§ Your goal:
Please retype the entries below word for word, passing over every picture.

§ Information given:
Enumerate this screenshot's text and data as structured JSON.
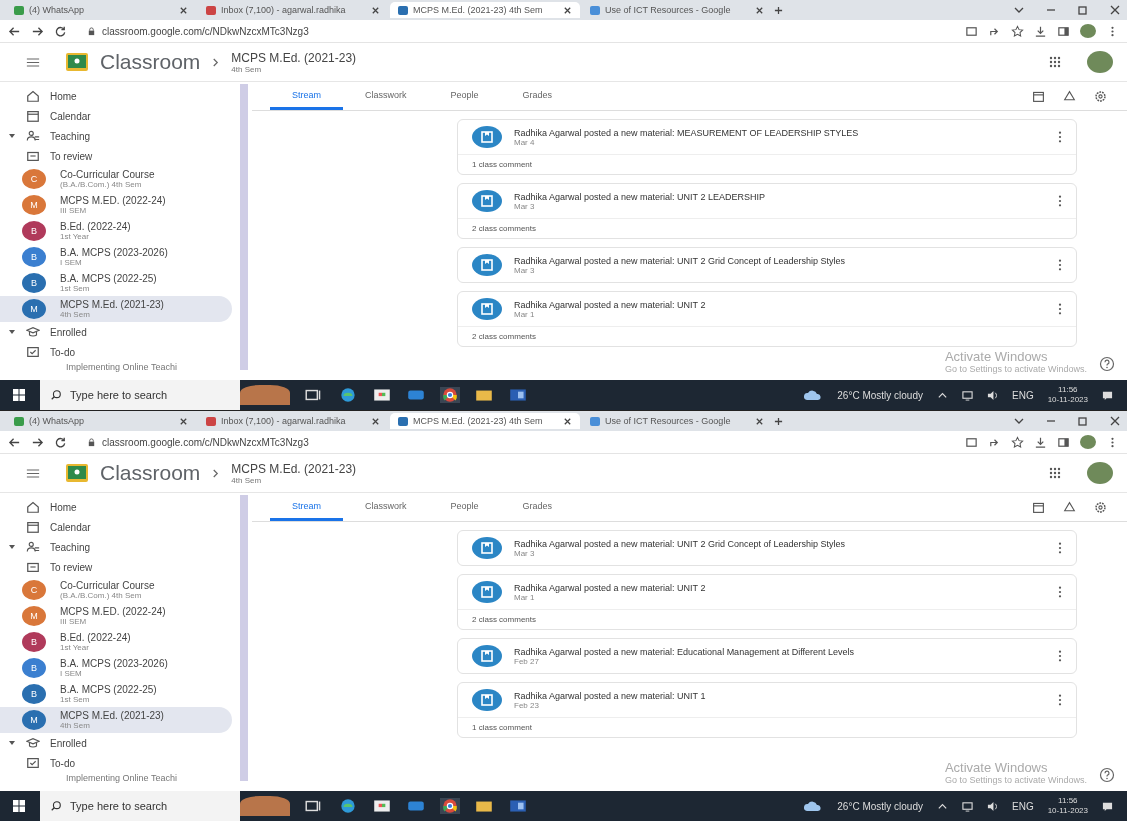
{
  "screens": [
    {
      "browser_tabs": [
        {
          "title": "(4) WhatsApp",
          "selected": false
        },
        {
          "title": "Inbox (7,100) - agarwal.radhika",
          "selected": false
        },
        {
          "title": "MCPS M.Ed. (2021-23) 4th Sem",
          "selected": true
        },
        {
          "title": "Use of ICT Resources - Google",
          "selected": false
        }
      ],
      "url": "classroom.google.com/c/NDkwNzcxMTc3Nzg3",
      "app": {
        "name": "Classroom",
        "class_title": "MCPS M.Ed. (2021-23)",
        "class_subtitle": "4th Sem"
      },
      "nav_tabs": [
        {
          "label": "Stream",
          "selected": true
        },
        {
          "label": "Classwork",
          "selected": false
        },
        {
          "label": "People",
          "selected": false
        },
        {
          "label": "Grades",
          "selected": false
        }
      ],
      "sidebar": [
        {
          "kind": "home",
          "label": "Home"
        },
        {
          "kind": "calendar",
          "label": "Calendar"
        },
        {
          "kind": "teaching",
          "label": "Teaching",
          "expanded": true
        },
        {
          "kind": "review",
          "label": "To review"
        },
        {
          "kind": "class",
          "label": "Co-Curricular Course",
          "sublabel": "(B.A./B.Com.) 4th Sem",
          "letter": "C",
          "color": "#d9773a",
          "selected": false
        },
        {
          "kind": "class",
          "label": "MCPS M.ED. (2022-24)",
          "sublabel": "III SEM",
          "letter": "M",
          "color": "#d9773a",
          "selected": false
        },
        {
          "kind": "class",
          "label": "B.Ed. (2022-24)",
          "sublabel": "1st Year",
          "letter": "B",
          "color": "#b03a5b",
          "selected": false
        },
        {
          "kind": "class",
          "label": "B.A. MCPS (2023-2026)",
          "sublabel": "I SEM",
          "letter": "B",
          "color": "#3b7fd0",
          "selected": false
        },
        {
          "kind": "class",
          "label": "B.A. MCPS (2022-25)",
          "sublabel": "1st Sem",
          "letter": "B",
          "color": "#2a6fb0",
          "selected": false
        },
        {
          "kind": "class",
          "label": "MCPS M.Ed. (2021-23)",
          "sublabel": "4th Sem",
          "letter": "M",
          "color": "#2a6fb0",
          "selected": true
        },
        {
          "kind": "enrolled",
          "label": "Enrolled",
          "expanded": true
        },
        {
          "kind": "todo",
          "label": "To-do"
        },
        {
          "kind": "cut",
          "label": "Implementing Online Teachi"
        }
      ],
      "posts": [
        {
          "text": "Radhika Agarwal posted a new material: MEASUREMENT OF LEADERSHIP STYLES",
          "date": "Mar 4",
          "comments": "1 class comment"
        },
        {
          "text": "Radhika Agarwal posted a new material: UNIT 2 LEADERSHIP",
          "date": "Mar 3",
          "comments": "2 class comments"
        },
        {
          "text": "Radhika Agarwal posted a new material: UNIT 2 Grid Concept of Leadership Styles",
          "date": "Mar 3"
        },
        {
          "text": "Radhika Agarwal posted a new material: UNIT 2",
          "date": "Mar 1",
          "comments": "2 class comments"
        }
      ],
      "activation": {
        "title": "Activate Windows",
        "subtitle": "Go to Settings to activate Windows."
      },
      "taskbar": {
        "search_placeholder": "Type here to search",
        "weather": "26°C Mostly cloudy",
        "language": "ENG",
        "time": "11:56",
        "date": "10-11-2023"
      }
    },
    {
      "browser_tabs": [
        {
          "title": "(4) WhatsApp",
          "selected": false
        },
        {
          "title": "Inbox (7,100) - agarwal.radhika",
          "selected": false
        },
        {
          "title": "MCPS M.Ed. (2021-23) 4th Sem",
          "selected": true
        },
        {
          "title": "Use of ICT Resources - Google",
          "selected": false
        }
      ],
      "url": "classroom.google.com/c/NDkwNzcxMTc3Nzg3",
      "app": {
        "name": "Classroom",
        "class_title": "MCPS M.Ed. (2021-23)",
        "class_subtitle": "4th Sem"
      },
      "nav_tabs": [
        {
          "label": "Stream",
          "selected": true
        },
        {
          "label": "Classwork",
          "selected": false
        },
        {
          "label": "People",
          "selected": false
        },
        {
          "label": "Grades",
          "selected": false
        }
      ],
      "sidebar": [
        {
          "kind": "home",
          "label": "Home"
        },
        {
          "kind": "calendar",
          "label": "Calendar"
        },
        {
          "kind": "teaching",
          "label": "Teaching",
          "expanded": true
        },
        {
          "kind": "review",
          "label": "To review"
        },
        {
          "kind": "class",
          "label": "Co-Curricular Course",
          "sublabel": "(B.A./B.Com.) 4th Sem",
          "letter": "C",
          "color": "#d9773a",
          "selected": false
        },
        {
          "kind": "class",
          "label": "MCPS M.ED. (2022-24)",
          "sublabel": "III SEM",
          "letter": "M",
          "color": "#d9773a",
          "selected": false
        },
        {
          "kind": "class",
          "label": "B.Ed. (2022-24)",
          "sublabel": "1st Year",
          "letter": "B",
          "color": "#b03a5b",
          "selected": false
        },
        {
          "kind": "class",
          "label": "B.A. MCPS (2023-2026)",
          "sublabel": "I SEM",
          "letter": "B",
          "color": "#3b7fd0",
          "selected": false
        },
        {
          "kind": "class",
          "label": "B.A. MCPS (2022-25)",
          "sublabel": "1st Sem",
          "letter": "B",
          "color": "#2a6fb0",
          "selected": false
        },
        {
          "kind": "class",
          "label": "MCPS M.Ed. (2021-23)",
          "sublabel": "4th Sem",
          "letter": "M",
          "color": "#2a6fb0",
          "selected": true
        },
        {
          "kind": "enrolled",
          "label": "Enrolled",
          "expanded": true
        },
        {
          "kind": "todo",
          "label": "To-do"
        },
        {
          "kind": "cut",
          "label": "Implementing Online Teachi"
        }
      ],
      "posts": [
        {
          "text": "Radhika Agarwal posted a new material: UNIT 2 Grid Concept of Leadership Styles",
          "date": "Mar 3"
        },
        {
          "text": "Radhika Agarwal posted a new material: UNIT 2",
          "date": "Mar 1",
          "comments": "2 class comments"
        },
        {
          "text": "Radhika Agarwal posted a new material: Educational Management at Different Levels",
          "date": "Feb 27"
        },
        {
          "text": "Radhika Agarwal posted a new material: UNIT 1",
          "date": "Feb 23",
          "comments": "1 class comment"
        }
      ],
      "activation": {
        "title": "Activate Windows",
        "subtitle": "Go to Settings to activate Windows."
      },
      "taskbar": {
        "search_placeholder": "Type here to search",
        "weather": "26°C Mostly cloudy",
        "language": "ENG",
        "time": "11:56",
        "date": "10-11-2023"
      }
    }
  ]
}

§ Output for this task:
Enumerate this screenshot's text and data as structured JSON.
{
  "screens": [
    {
      "browser_tabs": [
        {
          "title": "(4) WhatsApp",
          "selected": false
        },
        {
          "title": "Inbox (7,100) - agarwal.radhika",
          "selected": false
        },
        {
          "title": "MCPS M.Ed. (2021-23) 4th Sem",
          "selected": true
        },
        {
          "title": "Use of ICT Resources - Google",
          "selected": false
        }
      ],
      "url": "classroom.google.com/c/NDkwNzcxMTc3Nzg3",
      "app": {
        "name": "Classroom",
        "class_title": "MCPS M.Ed. (2021-23)",
        "class_subtitle": "4th Sem"
      },
      "nav_tabs": [
        {
          "label": "Stream",
          "selected": true
        },
        {
          "label": "Classwork",
          "selected": false
        },
        {
          "label": "People",
          "selected": false
        },
        {
          "label": "Grades",
          "selected": false
        }
      ],
      "sidebar": [
        {
          "kind": "home",
          "label": "Home"
        },
        {
          "kind": "calendar",
          "label": "Calendar"
        },
        {
          "kind": "teaching",
          "label": "Teaching",
          "expanded": true
        },
        {
          "kind": "review",
          "label": "To review"
        },
        {
          "kind": "class",
          "label": "Co-Curricular Course",
          "sublabel": "(B.A./B.Com.) 4th Sem",
          "letter": "C",
          "color": "#d9773a",
          "selected": false
        },
        {
          "kind": "class",
          "label": "MCPS M.ED. (2022-24)",
          "sublabel": "III SEM",
          "letter": "M",
          "color": "#d9773a",
          "selected": false
        },
        {
          "kind": "class",
          "label": "B.Ed. (2022-24)",
          "sublabel": "1st Year",
          "letter": "B",
          "color": "#b03a5b",
          "selected": false
        },
        {
          "kind": "class",
          "label": "B.A. MCPS (2023-2026)",
          "sublabel": "I SEM",
          "letter": "B",
          "color": "#3b7fd0",
          "selected": false
        },
        {
          "kind": "class",
          "label": "B.A. MCPS (2022-25)",
          "sublabel": "1st Sem",
          "letter": "B",
          "color": "#2a6fb0",
          "selected": false
        },
        {
          "kind": "class",
          "label": "MCPS M.Ed. (2021-23)",
          "sublabel": "4th Sem",
          "letter": "M",
          "color": "#2a6fb0",
          "selected": true
        },
        {
          "kind": "enrolled",
          "label": "Enrolled",
          "expanded": true
        },
        {
          "kind": "todo",
          "label": "To-do"
        },
        {
          "kind": "cut",
          "label": "Implementing Online Teachi"
        }
      ],
      "posts": [
        {
          "text": "Radhika Agarwal posted a new material: MEASUREMENT OF LEADERSHIP STYLES",
          "date": "Mar 4",
          "comments": "1 class comment"
        },
        {
          "text": "Radhika Agarwal posted a new material: UNIT 2 LEADERSHIP",
          "date": "Mar 3",
          "comments": "2 class comments"
        },
        {
          "text": "Radhika Agarwal posted a new material: UNIT 2 Grid Concept of Leadership Styles",
          "date": "Mar 3"
        },
        {
          "text": "Radhika Agarwal posted a new material: UNIT 2",
          "date": "Mar 1",
          "comments": "2 class comments"
        }
      ],
      "activation": {
        "title": "Activate Windows",
        "subtitle": "Go to Settings to activate Windows."
      },
      "taskbar": {
        "search_placeholder": "Type here to search",
        "weather": "26°C Mostly cloudy",
        "language": "ENG",
        "time": "11:56",
        "date": "10-11-2023"
      }
    },
    {
      "browser_tabs": [
        {
          "title": "(4) WhatsApp",
          "selected": false
        },
        {
          "title": "Inbox (7,100) - agarwal.radhika",
          "selected": false
        },
        {
          "title": "MCPS M.Ed. (2021-23) 4th Sem",
          "selected": true
        },
        {
          "title": "Use of ICT Resources - Google",
          "selected": false
        }
      ],
      "url": "classroom.google.com/c/NDkwNzcxMTc3Nzg3",
      "app": {
        "name": "Classroom",
        "class_title": "MCPS M.Ed. (2021-23)",
        "class_subtitle": "4th Sem"
      },
      "nav_tabs": [
        {
          "label": "Stream",
          "selected": true
        },
        {
          "label": "Classwork",
          "selected": false
        },
        {
          "label": "People",
          "selected": false
        },
        {
          "label": "Grades",
          "selected": false
        }
      ],
      "sidebar": [
        {
          "kind": "home",
          "label": "Home"
        },
        {
          "kind": "calendar",
          "label": "Calendar"
        },
        {
          "kind": "teaching",
          "label": "Teaching",
          "expanded": true
        },
        {
          "kind": "review",
          "label": "To review"
        },
        {
          "kind": "class",
          "label": "Co-Curricular Course",
          "sublabel": "(B.A./B.Com.) 4th Sem",
          "letter": "C",
          "color": "#d9773a",
          "selected": false
        },
        {
          "kind": "class",
          "label": "MCPS M.ED. (2022-24)",
          "sublabel": "III SEM",
          "letter": "M",
          "color": "#d9773a",
          "selected": false
        },
        {
          "kind": "class",
          "label": "B.Ed. (2022-24)",
          "sublabel": "1st Year",
          "letter": "B",
          "color": "#b03a5b",
          "selected": false
        },
        {
          "kind": "class",
          "label": "B.A. MCPS (2023-2026)",
          "sublabel": "I SEM",
          "letter": "B",
          "color": "#3b7fd0",
          "selected": false
        },
        {
          "kind": "class",
          "label": "B.A. MCPS (2022-25)",
          "sublabel": "1st Sem",
          "letter": "B",
          "color": "#2a6fb0",
          "selected": false
        },
        {
          "kind": "class",
          "label": "MCPS M.Ed. (2021-23)",
          "sublabel": "4th Sem",
          "letter": "M",
          "color": "#2a6fb0",
          "selected": true
        },
        {
          "kind": "enrolled",
          "label": "Enrolled",
          "expanded": true
        },
        {
          "kind": "todo",
          "label": "To-do"
        },
        {
          "kind": "cut",
          "label": "Implementing Online Teachi"
        }
      ],
      "posts": [
        {
          "text": "Radhika Agarwal posted a new material: UNIT 2 Grid Concept of Leadership Styles",
          "date": "Mar 3"
        },
        {
          "text": "Radhika Agarwal posted a new material: UNIT 2",
          "date": "Mar 1",
          "comments": "2 class comments"
        },
        {
          "text": "Radhika Agarwal posted a new material: Educational Management at Different Levels",
          "date": "Feb 27"
        },
        {
          "text": "Radhika Agarwal posted a new material: UNIT 1",
          "date": "Feb 23",
          "comments": "1 class comment"
        }
      ],
      "activation": {
        "title": "Activate Windows",
        "subtitle": "Go to Settings to activate Windows."
      },
      "taskbar": {
        "search_placeholder": "Type here to search",
        "weather": "26°C Mostly cloudy",
        "language": "ENG",
        "time": "11:56",
        "date": "10-11-2023"
      }
    }
  ]
}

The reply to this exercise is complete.